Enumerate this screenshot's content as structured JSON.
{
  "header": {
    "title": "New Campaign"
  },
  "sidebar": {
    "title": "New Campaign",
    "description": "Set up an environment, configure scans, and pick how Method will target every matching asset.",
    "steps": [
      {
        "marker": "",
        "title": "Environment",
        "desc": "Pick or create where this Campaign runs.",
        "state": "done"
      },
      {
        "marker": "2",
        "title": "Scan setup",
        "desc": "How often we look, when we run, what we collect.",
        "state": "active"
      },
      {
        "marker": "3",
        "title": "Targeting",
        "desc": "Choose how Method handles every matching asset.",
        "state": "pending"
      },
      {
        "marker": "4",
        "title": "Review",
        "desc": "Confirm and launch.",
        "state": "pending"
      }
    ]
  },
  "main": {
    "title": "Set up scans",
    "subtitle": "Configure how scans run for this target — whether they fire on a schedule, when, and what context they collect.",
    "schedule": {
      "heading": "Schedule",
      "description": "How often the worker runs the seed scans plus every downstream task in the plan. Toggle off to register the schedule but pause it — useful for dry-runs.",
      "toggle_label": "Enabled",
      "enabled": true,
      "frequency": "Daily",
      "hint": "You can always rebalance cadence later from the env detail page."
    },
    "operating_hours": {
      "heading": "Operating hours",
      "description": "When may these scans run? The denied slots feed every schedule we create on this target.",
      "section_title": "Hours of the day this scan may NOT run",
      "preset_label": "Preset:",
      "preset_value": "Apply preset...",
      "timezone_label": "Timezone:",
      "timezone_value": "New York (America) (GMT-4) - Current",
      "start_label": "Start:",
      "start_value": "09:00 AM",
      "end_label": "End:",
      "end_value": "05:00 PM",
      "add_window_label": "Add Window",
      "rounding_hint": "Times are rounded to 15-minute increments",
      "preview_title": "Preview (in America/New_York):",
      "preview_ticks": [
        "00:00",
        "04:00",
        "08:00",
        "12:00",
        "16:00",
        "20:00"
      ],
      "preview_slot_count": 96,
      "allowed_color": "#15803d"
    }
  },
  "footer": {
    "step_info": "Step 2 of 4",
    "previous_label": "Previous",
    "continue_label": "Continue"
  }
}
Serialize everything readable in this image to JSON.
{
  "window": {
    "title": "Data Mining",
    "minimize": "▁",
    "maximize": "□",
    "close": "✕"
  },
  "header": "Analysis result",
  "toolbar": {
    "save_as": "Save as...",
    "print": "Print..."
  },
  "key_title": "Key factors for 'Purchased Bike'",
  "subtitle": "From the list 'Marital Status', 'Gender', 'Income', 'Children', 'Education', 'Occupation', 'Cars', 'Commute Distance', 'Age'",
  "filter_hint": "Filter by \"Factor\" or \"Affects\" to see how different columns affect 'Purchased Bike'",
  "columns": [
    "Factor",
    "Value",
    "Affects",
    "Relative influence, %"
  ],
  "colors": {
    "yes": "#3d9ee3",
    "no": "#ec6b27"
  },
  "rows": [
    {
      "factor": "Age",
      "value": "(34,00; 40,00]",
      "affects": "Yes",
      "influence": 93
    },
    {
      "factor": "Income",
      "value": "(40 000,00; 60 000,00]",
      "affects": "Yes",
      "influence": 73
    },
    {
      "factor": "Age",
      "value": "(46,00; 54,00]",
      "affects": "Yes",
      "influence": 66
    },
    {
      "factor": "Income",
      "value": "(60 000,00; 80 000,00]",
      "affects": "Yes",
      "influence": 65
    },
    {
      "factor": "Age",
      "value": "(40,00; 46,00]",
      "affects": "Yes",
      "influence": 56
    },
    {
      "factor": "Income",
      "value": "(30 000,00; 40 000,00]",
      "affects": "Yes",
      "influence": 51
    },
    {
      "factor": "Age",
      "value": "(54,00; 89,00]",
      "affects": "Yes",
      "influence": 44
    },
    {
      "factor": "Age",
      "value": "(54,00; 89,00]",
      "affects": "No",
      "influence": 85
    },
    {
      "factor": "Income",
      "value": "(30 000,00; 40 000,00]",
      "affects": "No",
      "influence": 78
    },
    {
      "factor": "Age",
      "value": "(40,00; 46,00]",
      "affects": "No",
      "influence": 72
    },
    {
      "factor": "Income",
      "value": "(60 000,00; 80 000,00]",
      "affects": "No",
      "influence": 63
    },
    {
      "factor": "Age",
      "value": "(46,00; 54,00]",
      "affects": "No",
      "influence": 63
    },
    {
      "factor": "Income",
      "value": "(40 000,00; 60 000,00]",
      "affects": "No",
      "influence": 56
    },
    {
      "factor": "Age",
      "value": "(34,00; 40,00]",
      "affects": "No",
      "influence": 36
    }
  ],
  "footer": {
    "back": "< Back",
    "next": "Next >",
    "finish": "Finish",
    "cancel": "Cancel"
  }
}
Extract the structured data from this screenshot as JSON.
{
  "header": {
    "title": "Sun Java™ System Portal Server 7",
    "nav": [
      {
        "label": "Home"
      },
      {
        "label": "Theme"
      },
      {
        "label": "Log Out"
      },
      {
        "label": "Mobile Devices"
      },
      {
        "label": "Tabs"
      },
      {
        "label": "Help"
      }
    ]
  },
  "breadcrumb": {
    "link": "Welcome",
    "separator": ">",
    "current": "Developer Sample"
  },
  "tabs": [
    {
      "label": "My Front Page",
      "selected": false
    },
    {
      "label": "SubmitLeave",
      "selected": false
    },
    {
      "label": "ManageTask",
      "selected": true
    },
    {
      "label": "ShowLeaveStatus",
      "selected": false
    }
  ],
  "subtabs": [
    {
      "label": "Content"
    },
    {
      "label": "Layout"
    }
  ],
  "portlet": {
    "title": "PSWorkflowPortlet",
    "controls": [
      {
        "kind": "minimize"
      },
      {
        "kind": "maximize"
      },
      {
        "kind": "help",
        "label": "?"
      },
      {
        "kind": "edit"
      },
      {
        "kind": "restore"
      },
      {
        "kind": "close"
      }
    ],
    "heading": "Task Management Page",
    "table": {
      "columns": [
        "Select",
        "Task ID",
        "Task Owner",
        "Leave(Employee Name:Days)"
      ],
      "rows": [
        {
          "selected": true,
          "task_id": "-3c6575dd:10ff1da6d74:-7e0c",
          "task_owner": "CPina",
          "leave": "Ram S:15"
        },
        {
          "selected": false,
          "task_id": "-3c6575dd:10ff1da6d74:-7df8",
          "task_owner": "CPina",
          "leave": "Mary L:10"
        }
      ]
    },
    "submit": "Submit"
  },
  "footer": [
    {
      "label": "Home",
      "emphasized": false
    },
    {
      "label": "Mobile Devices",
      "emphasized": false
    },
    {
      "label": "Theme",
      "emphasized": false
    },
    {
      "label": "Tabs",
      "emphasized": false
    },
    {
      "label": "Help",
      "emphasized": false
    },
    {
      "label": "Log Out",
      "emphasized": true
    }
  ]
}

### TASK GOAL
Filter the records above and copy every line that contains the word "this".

### ANSWER TO THE PROBLEM
Enumerate this screenshot's content as structured JSON.
        "desc": "Pick or create where this Campaign runs.",
    "subtitle": "Configure how scans run for this target — whether they fire on a schedule, when, and what context they collect.",
      "description": "When may these scans run? The denied slots feed every schedule we create on this target.",
      "section_title": "Hours of the day this scan may NOT run",
Serialize everything readable in this image to JSON.
Extract the structured data from this screenshot as JSON.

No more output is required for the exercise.